Basically, journal editors cannot independently deciding which articles shall be published. In making decisions regarding publishing, editors are guided by the policies of the journal's editorial board and are limited by applicable legal requirements relating to defamation, copyright infringement, double publishing, and plagiarism. Articles that have been published will remain extant, exact and unaltered as far as is possible. However, under certain circumstances can arise where articles that have been published must then be withdrawn or even deleted. Such actions should not be carried out except in exceptional circumstances.
A retraction of articles that have been published can be initiated by journal editors, by authors and/or their institutions. In certain cases the retraction must be accompanied by an apology for the previous mistakes and/or expressions of gratitude to those who revealed the error to the author. A retraction of published scientific articles must be accompanied by a statement that the original article must not be published and that data and conclusions should not be used as part of the basis for future research.
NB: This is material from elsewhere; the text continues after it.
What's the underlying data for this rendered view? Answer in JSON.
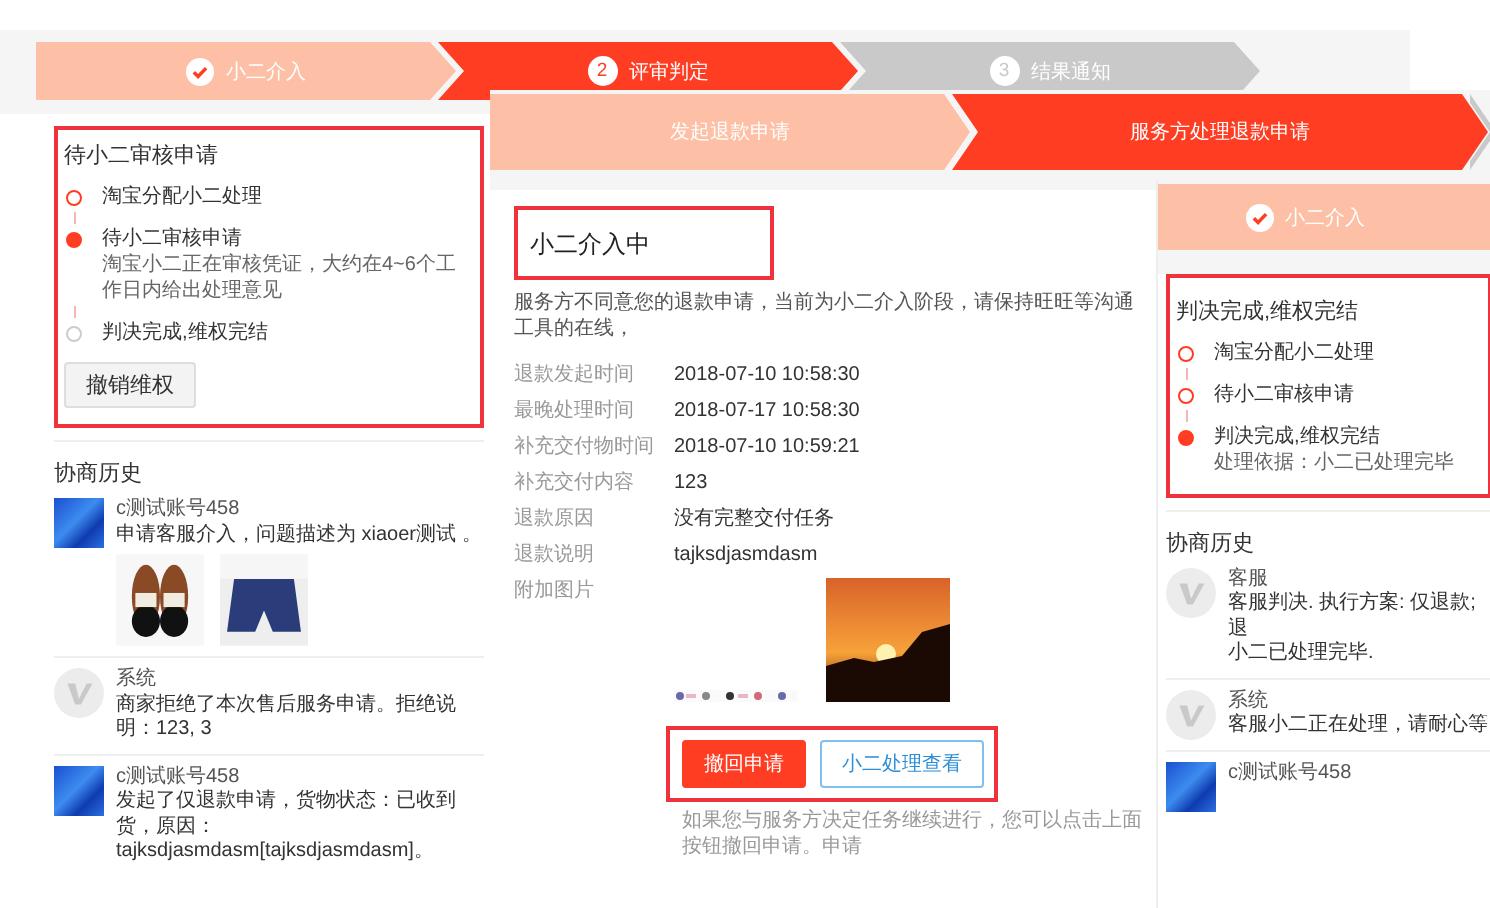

This circumstances can occur if the initial version of the article contains an error, or may have been accidentally sent twice to both The Journal of Law and Legal Reform and/or a different publisher. In addition, it can also occur due to an element of infringements of the scientific code of ethics, such as double submissions, false claims of authorship, plagiarism, self-plagiarism, fraudulent use of data or the like. Articles that meet the element of infringements of the code of ethics upon the awareness of the author can make a withdrawal of his article accompanied by a letter of statement withdrawal addressed to the editorial board of The Journal of Law and Legal Reform.
A retraction is carried out if an article is indicated to have Infringements of scientific ethical codes, such as double submissions, false claims of authorship, plagiarism, self-morningism, fraudulent use of data, fake authors or the like. Also, a retraction will be used to correct errors in submission or publication. A retraction of an article by the author or editor under the advice of the editorial board of The Journal of Law and Legal Reform. There are several forms of recraction carried out by The Journal of Law and Legal Reform, i.e.:
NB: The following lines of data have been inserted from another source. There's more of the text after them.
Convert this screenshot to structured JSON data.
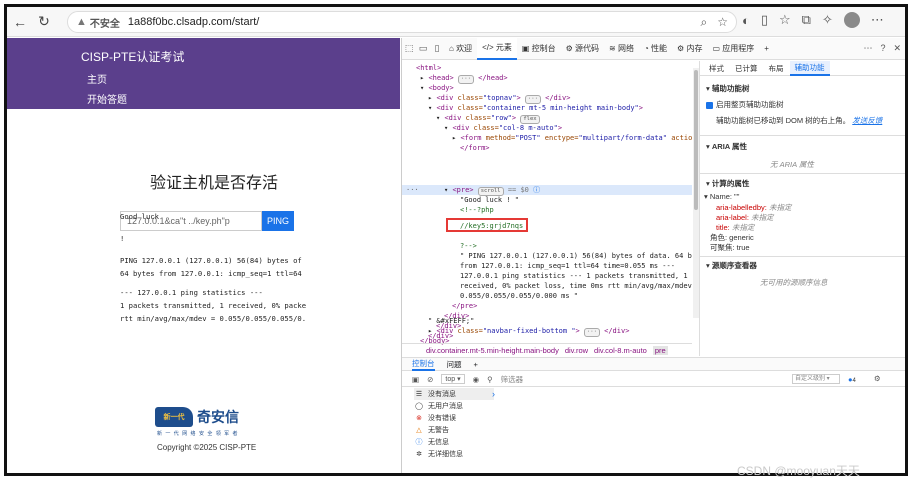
{
  "browser": {
    "security_label": "不安全",
    "url": "1a88f0bc.clsadp.com/start/"
  },
  "site": {
    "brand": "CISP-PTE认证考试",
    "nav": [
      "主页",
      "开始答题"
    ],
    "heading": "验证主机是否存活",
    "input_value": "127.0.0.1&ca\"t ../key.ph\"p",
    "ping_label": "PING",
    "output_lines": [
      "Good luck",
      "",
      "!",
      "",
      "PING 127.0.0.1 (127.0.0.1) 56(84) bytes of",
      "64 bytes from 127.0.0.1: icmp_seq=1 ttl=64",
      "",
      "--- 127.0.0.1 ping statistics ---",
      "1 packets transmitted, 1 received, 0% packe",
      "rtt min/avg/max/mdev = 0.055/0.055/0.055/0."
    ],
    "logo_mark": "新一代",
    "logo_text": "奇安信",
    "logo_sub": "新 一 代 网 络 安 全 领 军 者",
    "copyright": "Copyright ©2025 CISP-PTE"
  },
  "devtools": {
    "tabs": [
      "欢迎",
      "元素",
      "控制台",
      "源代码",
      "网络",
      "性能",
      "内存",
      "应用程序"
    ],
    "elements": {
      "html": "<html>",
      "head": "<head>",
      "head_dots": "···",
      "head_close": "</head>",
      "body": "<body>",
      "div": "<div",
      "class_attr": "class=",
      "topnav_val": "\"topnav\"",
      "dots": "···",
      "div_close": "</div>",
      "container_val": "\"container mt-5 min-height main-body\"",
      "row_val": "\"row\"",
      "flex_pill": "flex",
      "col_val": "\"col-8 m-auto\"",
      "form_open": "<form",
      "method_attr": "method=",
      "method_val": "\"POST\"",
      "enctype_attr": "enctype=",
      "enctype_val": "\"multipart/form-data\"",
      "action_attr": "action=",
      "form_close": "</form>",
      "pre_open": "<pre>",
      "scroll_pill": "scroll",
      "eq_zero": "== $0",
      "good_luck": "\"Good luck ! \"",
      "php_comment": "<!--?php",
      "key_line": "//key5:grjd7nqs",
      "comment_end": "?-->",
      "ping_1": "\" PING 127.0.0.1 (127.0.0.1) 56(84) bytes of data. 64 bytes",
      "ping_2": "from 127.0.0.1: icmp_seq=1 ttl=64 time=0.055 ms ---",
      "ping_3": "127.0.0.1 ping statistics --- 1 packets transmitted, 1",
      "ping_4": "received, 0% packet loss, time 0ms rtt min/avg/max/mdev =",
      "ping_5": "0.055/0.055/0.055/0.000 ms \"",
      "pre_close": "</pre>",
      "feff": "\" &#xFEFF;\"",
      "navbar_val": "\"navbar-fixed-bottom \"",
      "body_close": "</body>"
    },
    "breadcrumb": [
      "div.container.mt-5.min-height.main-body",
      "div.row",
      "div.col-8.m-auto",
      "pre"
    ],
    "a11y": {
      "tabs": [
        "样式",
        "已计算",
        "布局",
        "辅助功能"
      ],
      "tree_header": "辅助功能树",
      "enable_label": "启用整页辅助功能树",
      "note": "辅助功能树已移动到 DOM 树的右上角。",
      "feedback": "发送反馈",
      "aria_header": "ARIA 属性",
      "no_aria": "无 ARIA 属性",
      "computed_header": "计算的属性",
      "name_row": "Name: \"\"",
      "labelledby_key": "aria-labelledby:",
      "labelledby_val": "未指定",
      "label_key": "aria-label:",
      "label_val": "未指定",
      "title_key": "title:",
      "title_val": "未指定",
      "role_row": "角色: generic",
      "focusable_row": "可聚焦: true",
      "source_header": "源顺序查看器",
      "no_source": "无可用的源顺序信息"
    },
    "console": {
      "tabs": [
        "控制台",
        "问题"
      ],
      "context": "top ▾",
      "filter_placeholder": "筛选器",
      "levels": "自定义级别 ▾",
      "issue_count": "4",
      "side_items": [
        "没有消息",
        "无用户消息",
        "没有错误",
        "无警告",
        "无信息",
        "无详细信息"
      ]
    }
  },
  "watermark": "CSDN @mooyuan天天"
}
- If the infragements of the scientific code of ethics are indicated before the article published, the editor will return the manuscript to the author accompanied by a retraction letter from the Chief Editor;
- If the infragements of the scientific code of ethics are indicated after the article published, there are several mechanisms that can occur:
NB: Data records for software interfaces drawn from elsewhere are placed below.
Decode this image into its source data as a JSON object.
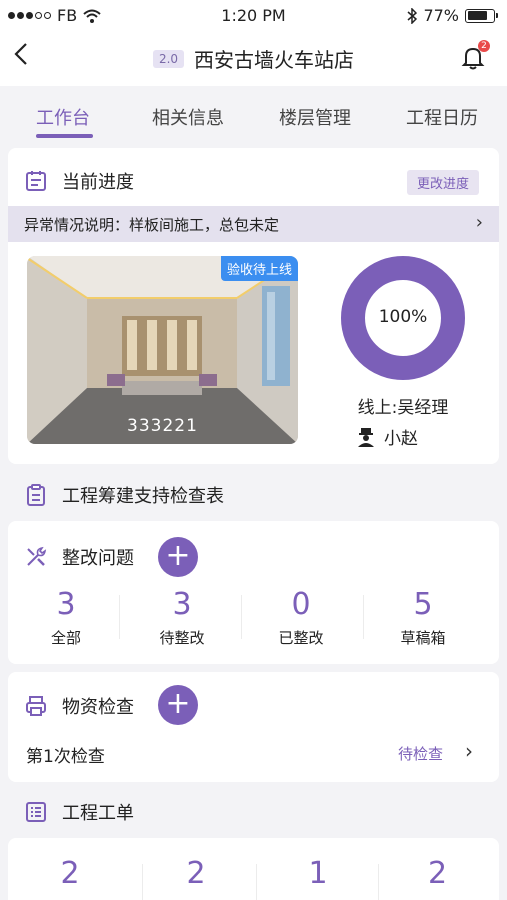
{
  "status_bar": {
    "carrier": "FB",
    "time": "1:20 PM",
    "battery": "77%",
    "battery_level": 0.77
  },
  "nav": {
    "version": "2.0",
    "title": "西安古墙火车站店",
    "bell_count": "2"
  },
  "tabs": [
    {
      "label": "工作台",
      "active": true
    },
    {
      "label": "相关信息",
      "active": false
    },
    {
      "label": "楼层管理",
      "active": false
    },
    {
      "label": "工程日历",
      "active": false
    }
  ],
  "progress": {
    "title": "当前进度",
    "change_button": "更改进度",
    "notice": "异常情况说明：样板间施工，总包未定",
    "photo_tag": "验收待上线",
    "photo_caption": "333221",
    "percent_label": "100%",
    "percent": 100,
    "manager": "线上:吴经理",
    "person": "小赵"
  },
  "checklist": {
    "title": "工程筹建支持检查表"
  },
  "rectify": {
    "title": "整改问题",
    "stats": [
      {
        "num": "3",
        "label": "全部"
      },
      {
        "num": "3",
        "label": "待整改"
      },
      {
        "num": "0",
        "label": "已整改"
      },
      {
        "num": "5",
        "label": "草稿箱"
      }
    ]
  },
  "materials": {
    "title": "物资检查",
    "item": "第1次检查",
    "status": "待检查"
  },
  "orders": {
    "title": "工程工单",
    "stats": [
      {
        "num": "2"
      },
      {
        "num": "2"
      },
      {
        "num": "1"
      },
      {
        "num": "2"
      }
    ]
  },
  "colors": {
    "accent": "#7b5fb8",
    "tag_blue": "#3b8ef0",
    "badge_red": "#e94a4a"
  }
}
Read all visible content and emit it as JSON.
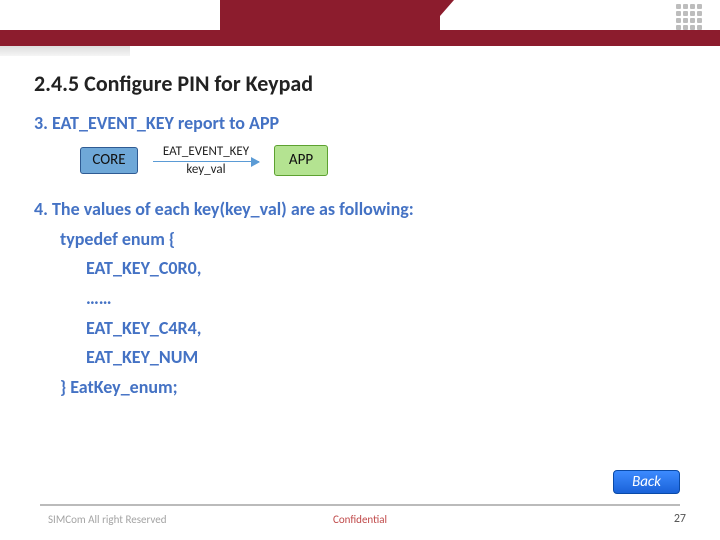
{
  "section_title": "2.4.5 Configure PIN for Keypad",
  "step3": {
    "heading": "3. EAT_EVENT_KEY report to APP",
    "core_label": "CORE",
    "app_label": "APP",
    "arrow_top": "EAT_EVENT_KEY",
    "arrow_bottom": "key_val"
  },
  "step4": {
    "heading": "4. The values of each key(key_val) are as following:",
    "l1": "typedef enum {",
    "l2": "EAT_KEY_C0R0,",
    "l3": "……",
    "l4": "EAT_KEY_C4R4,",
    "l5": "EAT_KEY_NUM",
    "l6": "} EatKey_enum;"
  },
  "back_button": "Back",
  "footer": {
    "left": "SIMCom All right Reserved",
    "center": "Confidential",
    "page": "27"
  }
}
- A retraction note titled “Retraction: [article title]” signed by the authors and/or the editor is published in the paginated part of a subsequent issue of the journal and listed in the contents list.
- The online article is preceded by a screen containing the retraction note. It is to this screen that the link resolves; the reader can then proceed to the article itself.
- The original article is retained unchanged save for a watermark on the .pdf indicating on each page that it is “retracted.”
- The HTML version of the document is removed.
Article removal: legal limitations
In an extremely limited number of cases, it may be necessary to remove an article from the online database of The Journal of Law and Legal Reform. This will only occur where the article is clearly defamatory, hoax, infringes others’ legal rights, a court order, and endangering state security. In these circumstances, while the metadata (Title and Authors) will be retained, the text will be replaced with a screen indicating the article has been removed for legal reasons.
In cases where the article, if acted upon, might pose a serious health risk, the authors of the original article may wish to retract the flawed original and replace it with a corrected version. In these circumstances the procedures for retraction will be followed with the difference that the database retraction notice will publish a link to the corrected re-published article and a history of the document.